Statistics compiled by international organizations routinely find French workers among the most productive in the world in terms of GDP per hours worked. Numbers from 2011 rank, French employees seventh globally in per hour productivity—three places (but less than 3% behind) the U.S. workforce. French labor productivity per hour actually exceeds that of Germany, the U.K., and the U.S. when calculated in adjusted euro figures. That reputation-defying efficiency has also helped make France the ninth-largest recipient of foreign direct investment in 2011 with $40.9 billion—third among European Union members. Not bad for a place where everybody supposedly takes lunch breaks and talks all day.So could this French bashing lead to American bashing in return? I doubt it. This is most likely of little consequence in the long term as Mr Taylor has been seen as a nutjob rather than a representative of anything more than himself.
This little incident got the U.S. State Department's attention though:
Earlier, US State Department spokeswoman Victoria Nuland played down the cross-Atlantic spat as a "private matter" and not a concern between the United States and its "oldest ally" France.One of the most damaging consequences is probably that this diverts the attention from some of the true problems France faces, by victimizing a whole nation. Making outrageous statements does not help, especially when you point out the wrong problems.
"We have deep and broad relations, including many successful American businesses operating in France, many successful French businesses operating in the United States," she added. (Telegraph)
As much as I disagree with the solutions The Economist usually offers, I agree with their conclusion on this matter:
At a time when the country has lost competitiveness to Germany, the economy is sliding into recession, taxes are at a record high, and the government has conceded that it will miss its deficit-reduction target for 2013, genuine concerns about the prospects of turning things around are wide-spread. Clara Gaymard, the French head of GE, an American conglomerate which successfully manufactures high-tech industrial stuff in France, put it well in her response to Mr Taylor’s letter. Yes, she said, “France’s image abroad is poor”. But “we are both a wonderful country and a very irritating one. (The Economist)In the end, this spat between an American Republican businessman and the French government may not even be worth the time I spent writing this post.
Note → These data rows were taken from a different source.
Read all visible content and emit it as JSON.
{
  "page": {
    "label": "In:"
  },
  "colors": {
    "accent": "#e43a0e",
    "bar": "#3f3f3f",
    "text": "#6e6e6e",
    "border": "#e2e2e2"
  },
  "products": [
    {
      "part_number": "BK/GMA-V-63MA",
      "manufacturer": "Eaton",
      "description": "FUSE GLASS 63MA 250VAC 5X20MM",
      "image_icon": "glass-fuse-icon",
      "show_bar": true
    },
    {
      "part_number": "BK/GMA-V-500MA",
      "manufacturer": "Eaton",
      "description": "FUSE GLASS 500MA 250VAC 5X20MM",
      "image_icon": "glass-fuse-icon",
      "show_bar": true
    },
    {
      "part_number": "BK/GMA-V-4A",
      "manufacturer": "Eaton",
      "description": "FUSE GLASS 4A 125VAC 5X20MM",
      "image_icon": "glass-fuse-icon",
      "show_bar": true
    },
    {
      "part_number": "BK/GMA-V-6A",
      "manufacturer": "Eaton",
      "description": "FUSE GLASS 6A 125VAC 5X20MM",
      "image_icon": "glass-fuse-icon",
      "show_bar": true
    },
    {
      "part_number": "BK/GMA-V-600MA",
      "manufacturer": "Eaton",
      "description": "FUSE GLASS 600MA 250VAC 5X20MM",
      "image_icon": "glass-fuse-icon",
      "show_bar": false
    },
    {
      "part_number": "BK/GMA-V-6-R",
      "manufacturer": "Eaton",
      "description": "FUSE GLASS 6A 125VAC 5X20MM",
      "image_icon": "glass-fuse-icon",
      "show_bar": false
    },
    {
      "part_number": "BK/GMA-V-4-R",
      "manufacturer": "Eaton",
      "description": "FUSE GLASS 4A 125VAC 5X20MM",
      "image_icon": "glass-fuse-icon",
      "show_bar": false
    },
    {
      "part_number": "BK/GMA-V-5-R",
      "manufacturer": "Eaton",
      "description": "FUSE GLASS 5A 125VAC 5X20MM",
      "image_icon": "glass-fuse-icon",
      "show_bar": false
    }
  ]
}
UPDATE: The latest "twist" to this ridiculous story is a letter sent by Coca Cola to the French government in which the soft drink company says it “was happy to invest in France, for over 90 years" (....) and "hopes to more actively promote the attractiveness of the French territory to foreign companies,”.
(Source: Le Monde)